**TASK DETAILS**
A line belongs in the answer only if it contains the word "Permitir"; copy every such line from the listing below.
══ SUPPLIED MATERIAL ══
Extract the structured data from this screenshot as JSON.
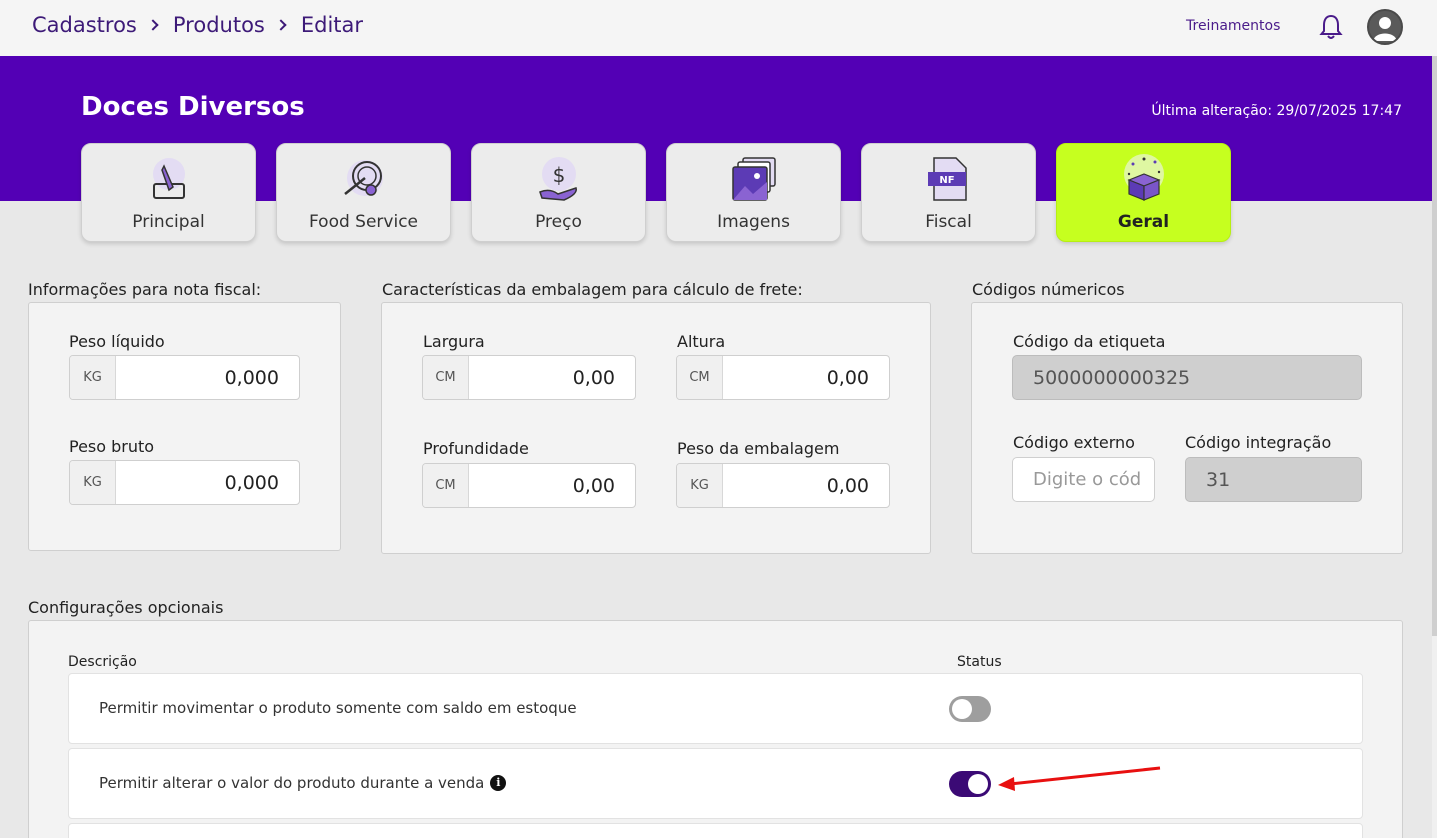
{
  "breadcrumb": [
    "Cadastros",
    "Produtos",
    "Editar"
  ],
  "header": {
    "training_link": "Treinamentos",
    "bell_icon": "bell-icon",
    "avatar_icon": "user-avatar-icon"
  },
  "product": {
    "name": "Doces Diversos",
    "last_change": "Última alteração: 29/07/2025 17:47"
  },
  "tabs": [
    {
      "label": "Principal",
      "icon": "pencil-edit-icon",
      "active": false
    },
    {
      "label": "Food Service",
      "icon": "plate-fork-gear-icon",
      "active": false
    },
    {
      "label": "Preço",
      "icon": "dollar-hand-icon",
      "active": false
    },
    {
      "label": "Imagens",
      "icon": "images-icon",
      "active": false
    },
    {
      "label": "Fiscal",
      "icon": "nf-document-icon",
      "active": false
    },
    {
      "label": "Geral",
      "icon": "open-box-icon",
      "active": true
    }
  ],
  "fiscal_info": {
    "title": "Informações para nota fiscal:",
    "peso_liquido": {
      "label": "Peso líquido",
      "unit": "KG",
      "value": "0,000"
    },
    "peso_bruto": {
      "label": "Peso bruto",
      "unit": "KG",
      "value": "0,000"
    }
  },
  "packaging": {
    "title": "Características da embalagem para cálculo de frete:",
    "largura": {
      "label": "Largura",
      "unit": "CM",
      "value": "0,00"
    },
    "altura": {
      "label": "Altura",
      "unit": "CM",
      "value": "0,00"
    },
    "profundidade": {
      "label": "Profundidade",
      "unit": "CM",
      "value": "0,00"
    },
    "peso_embalagem": {
      "label": "Peso da embalagem",
      "unit": "KG",
      "value": "0,00"
    }
  },
  "codes": {
    "title": "Códigos númericos",
    "etiqueta": {
      "label": "Código da etiqueta",
      "value": "5000000000325"
    },
    "externo": {
      "label": "Código externo",
      "placeholder": "Digite o cód"
    },
    "integracao": {
      "label": "Código integração",
      "value": "31"
    }
  },
  "optional": {
    "title": "Configurações opcionais",
    "col_desc": "Descrição",
    "col_status": "Status",
    "rows": [
      {
        "text": "Permitir movimentar o produto somente com saldo em estoque",
        "status": false
      },
      {
        "text": "Permitir alterar o valor do produto durante a venda",
        "status": true,
        "info_icon": "i"
      }
    ]
  },
  "colors": {
    "primary": "#5300b5",
    "accent": "#c6ff1f",
    "toggle_on": "#3b0a75",
    "annotation_arrow": "#e81010"
  }
}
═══
**TASK RESULT**
        "text": "Permitir movimentar o produto somente com saldo em estoque",
        "text": "Permitir alterar o valor do produto durante a venda",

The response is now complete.